A bag limit of 30 crappies on all lakes with 9-inch size limits also was passed.
ODNR is accepting grant proposals for community programs to improve local environments through litter prevention, beautification and waste reduction.
The Division of Recycling and Litter Prevention is to grant competitive awards up to $2,000 to support litter clean-up activities that involve the work of volunteers.
Last year, ODNR's 66 grant awards totaled $141,890 and generated more than $1 million worth of local volunteer hours, $132,852 worth of goods and services and more than $52,000 in private contributions.
The projects funded through the grant program must take place during March, April or May 2010, and recipients are to incorporate Keep Ohio Beautiful Month programming into their community awareness and promotional activities.
For more information, call (614) 265-6333 or visit www.ohiodnr.com/recycling.
Ohio's fall crop of acorns is a vital food source for more than 90 forest wildlife species. White oak acorn production declined by 15 percent from 2008 figures, while red oak acorn production increased by 11 percent.
The Division of Wildlife is participating in a multi-state research project to estimate regional acorn production throughout the Northeast and Mid-Atlantic states.
Wildlife biologists said they hope to use the acorn production information gathered in the study to forecast wildlife harvest and reproductive success rates on a local and regional basis.
Acorn production is cyclical, with some trees producing acorns nearly every year, while others rarely ever produce. Division of Wildlife employees scanned the canopies of selected oak trees on 38 wildlife areas in the state to determine the percentage of trees that produced acorns and the relative size of the acorn crop. Results varied regionally, but an average of 26 percent of white oak trees and 41 percent of red oak trees bore fruit this year. Wildlife prefer white oak acorns, because red oak acorns contain a high amount of tannin and are bitter in taste.
Mast crop abundance can affect hunting plans as well. Hunters can expect to find deer, wild turkeys and squirrels concentrated near areas with heavy crops of white and chestnut oak acorns this fall. In areas with poor acorn production, these animals are more likely to feed around agricultural areas and forest edges.
The Sandusky County Park District is to host a saw-whet owl banding program 6 p.m. Oct. 24 led by Tom Kashmer in search of America's smallest owl. Saw-whet owls don't breed in Ohio, but can be seen passing through in migration. Participants should meet at the park office. Take a flashlight.
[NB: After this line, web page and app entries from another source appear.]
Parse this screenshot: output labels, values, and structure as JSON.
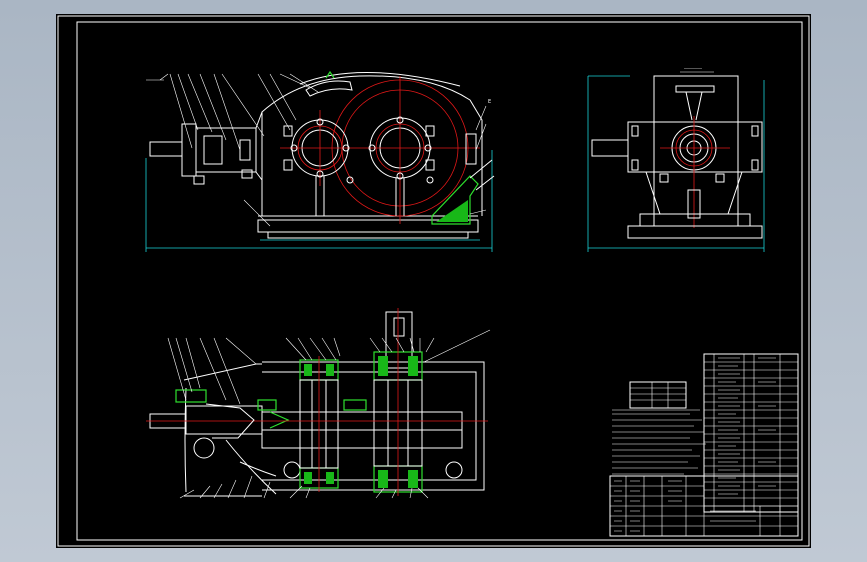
{
  "drawing": {
    "side_view_mark": "E",
    "colors": {
      "background": "#000000",
      "geometry": "#ffffff",
      "dimensions": "#19d2d8",
      "centerlines": "#e01818",
      "sections": "#2ee02e",
      "viewport": "#b1bcc9"
    }
  }
}
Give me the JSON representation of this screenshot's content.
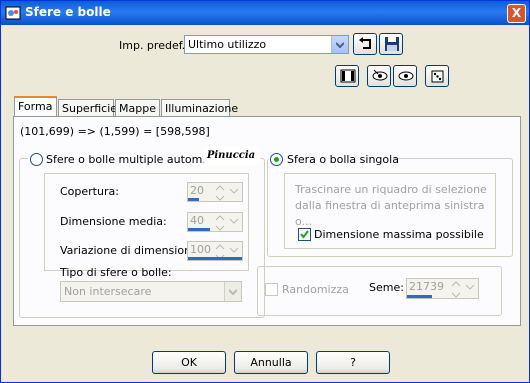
{
  "window": {
    "title": "Sfere e bolle",
    "close_glyph": "X"
  },
  "preset": {
    "label": "Imp. predef.:",
    "value": "Ultimo utilizzo"
  },
  "tabs": [
    {
      "label": "Forma",
      "active": true
    },
    {
      "label": "Superficie"
    },
    {
      "label": "Mappe"
    },
    {
      "label": "Illuminazione"
    }
  ],
  "coords_text": "(101,699) => (1,599) = [598,598]",
  "stamp_text": "Pinuccia",
  "left": {
    "radio_label": "Sfere o bolle multiple automatiche",
    "coverage": {
      "label": "Copertura:",
      "value": "20",
      "fill": 0.2
    },
    "avg_size": {
      "label": "Dimensione media:",
      "value": "40",
      "fill": 0.4
    },
    "size_var": {
      "label": "Variazione di dimensione:",
      "value": "100",
      "fill": 1.0
    },
    "type": {
      "label": "Tipo di sfere o bolle:",
      "value": "Non intersecare"
    }
  },
  "right": {
    "radio_label": "Sfera o bolla singola",
    "hint": "Trascinare un riquadro di selezione dalla finestra di anteprima sinistra o...",
    "max_size_label": "Dimensione massima possibile"
  },
  "random": {
    "label": "Randomizza",
    "seed_label": "Seme:",
    "seed_value": "21739",
    "fill": 0.35
  },
  "buttons": {
    "ok": "OK",
    "cancel": "Annulla",
    "help": "?"
  },
  "colors": {
    "accent": "#0a5fd7",
    "tab_highlight": "#e68b2c",
    "radio_dot": "#21a121"
  }
}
Register the family for a pioneer challenge, "1817," 5:30-8:30 p.m. Oct. 27 at White Star Barn. Learn about local history and the struggles of early settlers of the Great Black Swamp. $5 fee per person.
Register for Sandusky County programs by calling (419) 334-4495 or (888) 200-5577.
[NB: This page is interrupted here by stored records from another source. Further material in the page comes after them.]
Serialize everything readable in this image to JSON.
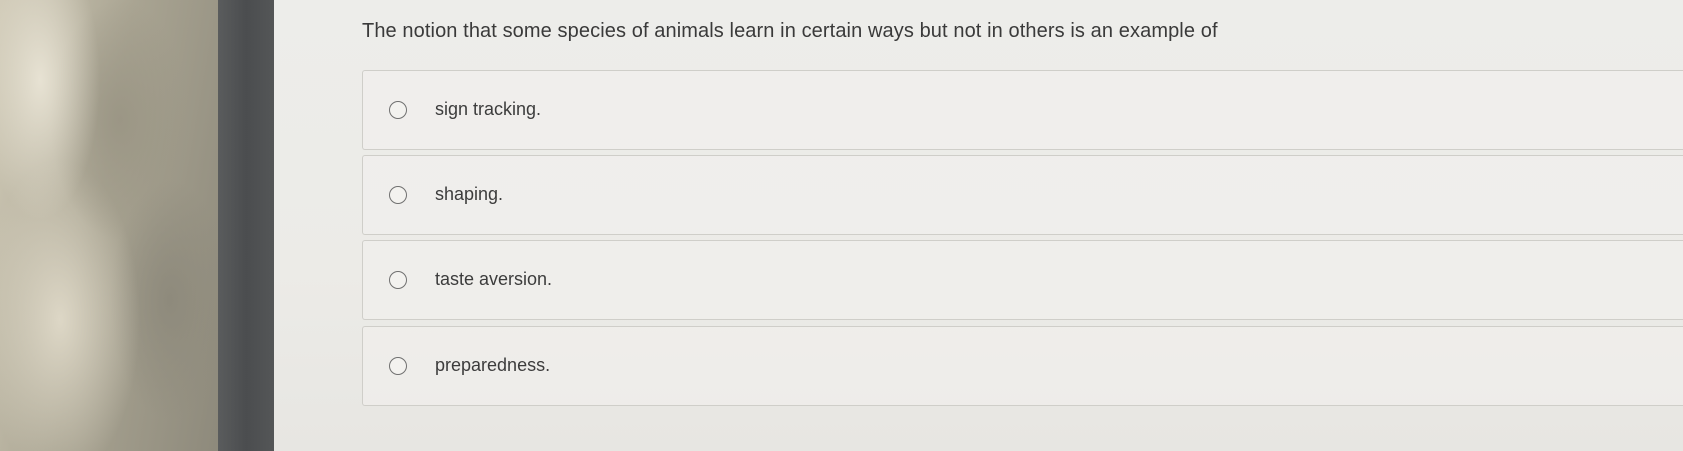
{
  "question": {
    "text": "The notion that some species of animals learn in certain ways but not in others is an example of"
  },
  "options": [
    {
      "label": "sign tracking."
    },
    {
      "label": "shaping."
    },
    {
      "label": "taste aversion."
    },
    {
      "label": "preparedness."
    }
  ]
}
*?Saturday, 8 a.m., Nature Walk Bird Talk, Garlo preserve, Seneca County Park District, (419) 435-3915, scpd_programs@yahoo.
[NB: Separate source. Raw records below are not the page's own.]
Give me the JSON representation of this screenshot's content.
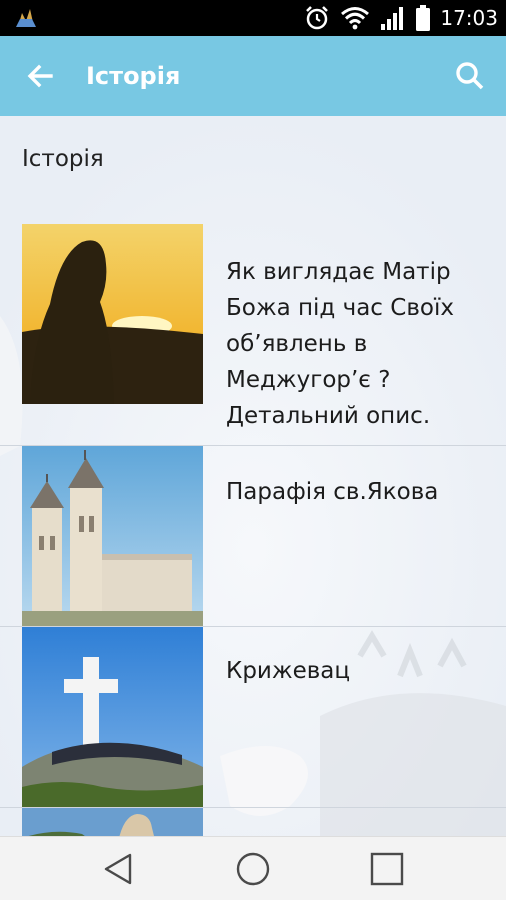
{
  "status_bar": {
    "time": "17:03",
    "icons": [
      "app-notification-icon",
      "alarm-icon",
      "wifi-icon",
      "signal-icon",
      "battery-icon"
    ]
  },
  "app_bar": {
    "title": "Історія",
    "back_icon": "arrow-back-icon",
    "search_icon": "search-icon",
    "color": "#78c8e3"
  },
  "content": {
    "heading": "Історія",
    "items": [
      {
        "label": " Як виглядає Матір Божа під час Своїх об’явлень в Меджугор’є ? Детальний опис.",
        "image": "madonna-sunset-image"
      },
      {
        "label": "Парафія св.Якова",
        "image": "church-of-st-james-image"
      },
      {
        "label": "Крижевац",
        "image": "cross-on-hill-image"
      },
      {
        "label": "",
        "image": "statue-image"
      }
    ]
  },
  "nav_bar": {
    "icons": [
      "back-triangle-icon",
      "home-circle-icon",
      "recents-square-icon"
    ]
  }
}
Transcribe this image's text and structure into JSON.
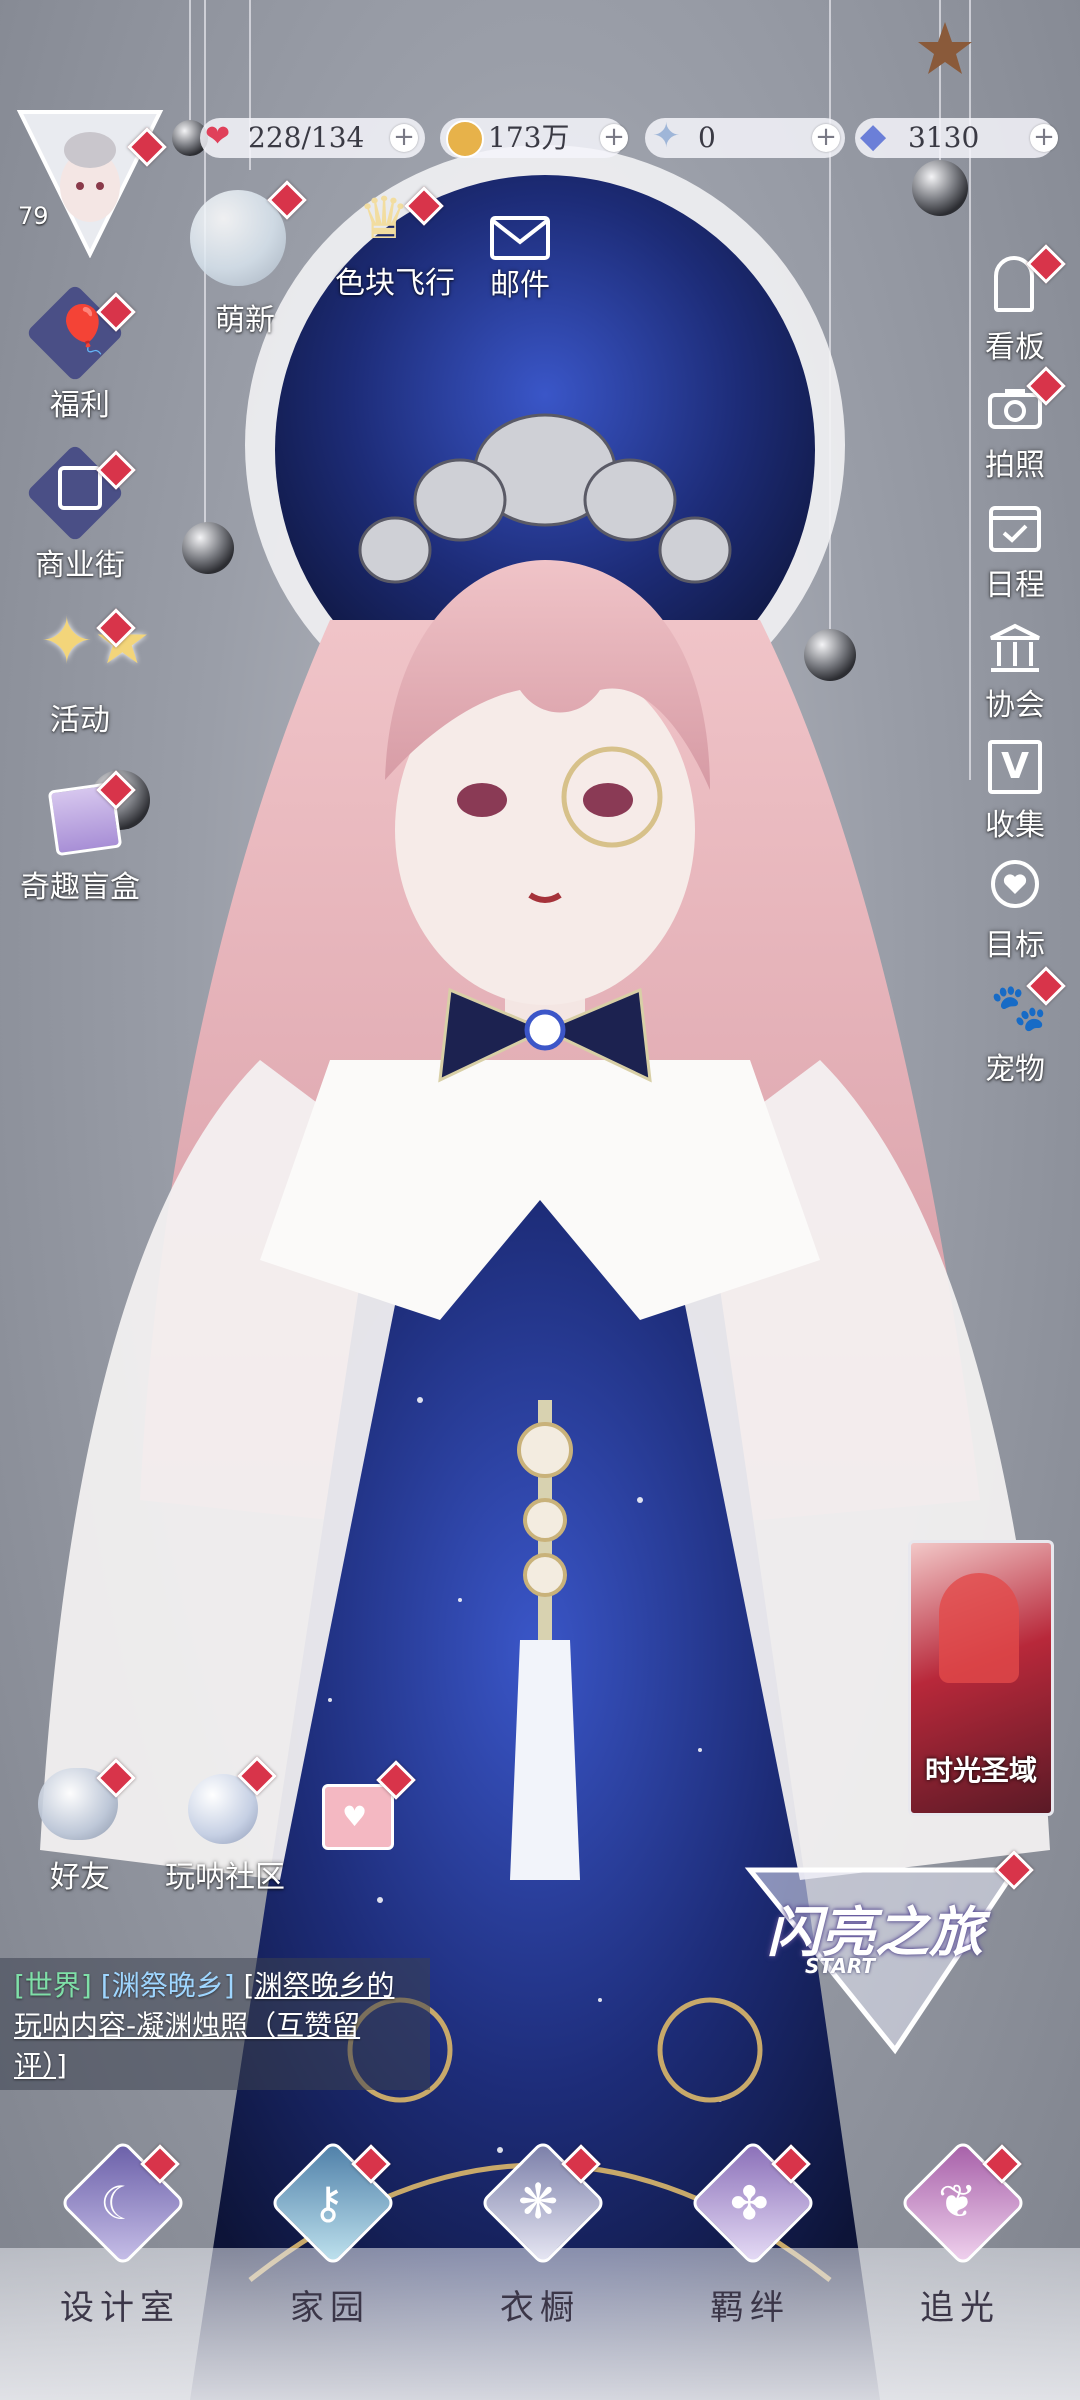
{
  "profile": {
    "level": "79"
  },
  "currency": {
    "stamina": "228/134",
    "gold": "173万",
    "crystal": "0",
    "diamond": "3130"
  },
  "top_menu": {
    "newbie": "萌新",
    "color_flight": "色块飞行",
    "mail": "邮件"
  },
  "left_menu": [
    {
      "label": "福利"
    },
    {
      "label": "商业街"
    },
    {
      "label": "活动"
    },
    {
      "label": "奇趣盲盒"
    }
  ],
  "right_menu": [
    {
      "label": "看板"
    },
    {
      "label": "拍照"
    },
    {
      "label": "日程"
    },
    {
      "label": "协会"
    },
    {
      "label": "收集"
    },
    {
      "label": "目标"
    },
    {
      "label": "宠物"
    }
  ],
  "social": {
    "friends": "好友",
    "community": "玩呐社区"
  },
  "event_banner": {
    "title": "时光圣域"
  },
  "start_button": {
    "title": "闪亮之旅",
    "subtitle": "START"
  },
  "chat": {
    "channel": "[世界]",
    "sender": "[渊祭晚乡]",
    "message_link": "[渊祭晚乡的",
    "message_rest": "玩呐内容-凝渊烛照（互赞留",
    "message_end": "评）]"
  },
  "bottom_nav": [
    {
      "label": "设计室"
    },
    {
      "label": "家园"
    },
    {
      "label": "衣橱"
    },
    {
      "label": "羁绊"
    },
    {
      "label": "追光"
    }
  ],
  "colors": {
    "badge": "#d8344a",
    "chat_channel": "#7fe0a8",
    "chat_sender": "#9fd6ff",
    "dress": "#1f2f7a",
    "hair": "#e8b8bf"
  }
}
*?Saturday, 9 a.m.-noon, tire recycling collection, Ottawa-Sandusky-Seneca Joint Solid Waste District, collection at Seneca County Ag Service Center, 3140 S. SR 100.
*?Saturday, noon, canoe float, Seneca PD, Howard Collier State Nature Preserve, (419) 435-3915, scpd_programs@
*?Saturday, 5:30 p.m., chicken barbecue, Sandusky River Coon Hunters, TR 131.
*?Saturday, 5:30 p.m., Tiffin-Seneca Izaak Walton gun raffle and fish fry, club house, 3570 N. River Road.
*?Sunday, 1-4 p.m., Forrest Nature Preserve open house.
*?Tuesday, 4 p.m., toddler pumpkin program, ages 12-36 months, Steyer Nature Preserve, Seneca PD, (419) 435-3915, email@example.com.
*?Tuesday, 7:30 p.m., Tiffin-Seneca Izaak Walton meeting, clubhouse, CR 33.
*?Thursday, 4:30 p.m., fall foliage hike, Steyer preserve, Seneca PD, (419) 435-3915, scpd_
Vicki Johnson reports outdoors and agriculture news for The A-T.
Contact her by e-mail at firstname.lastname@example.org.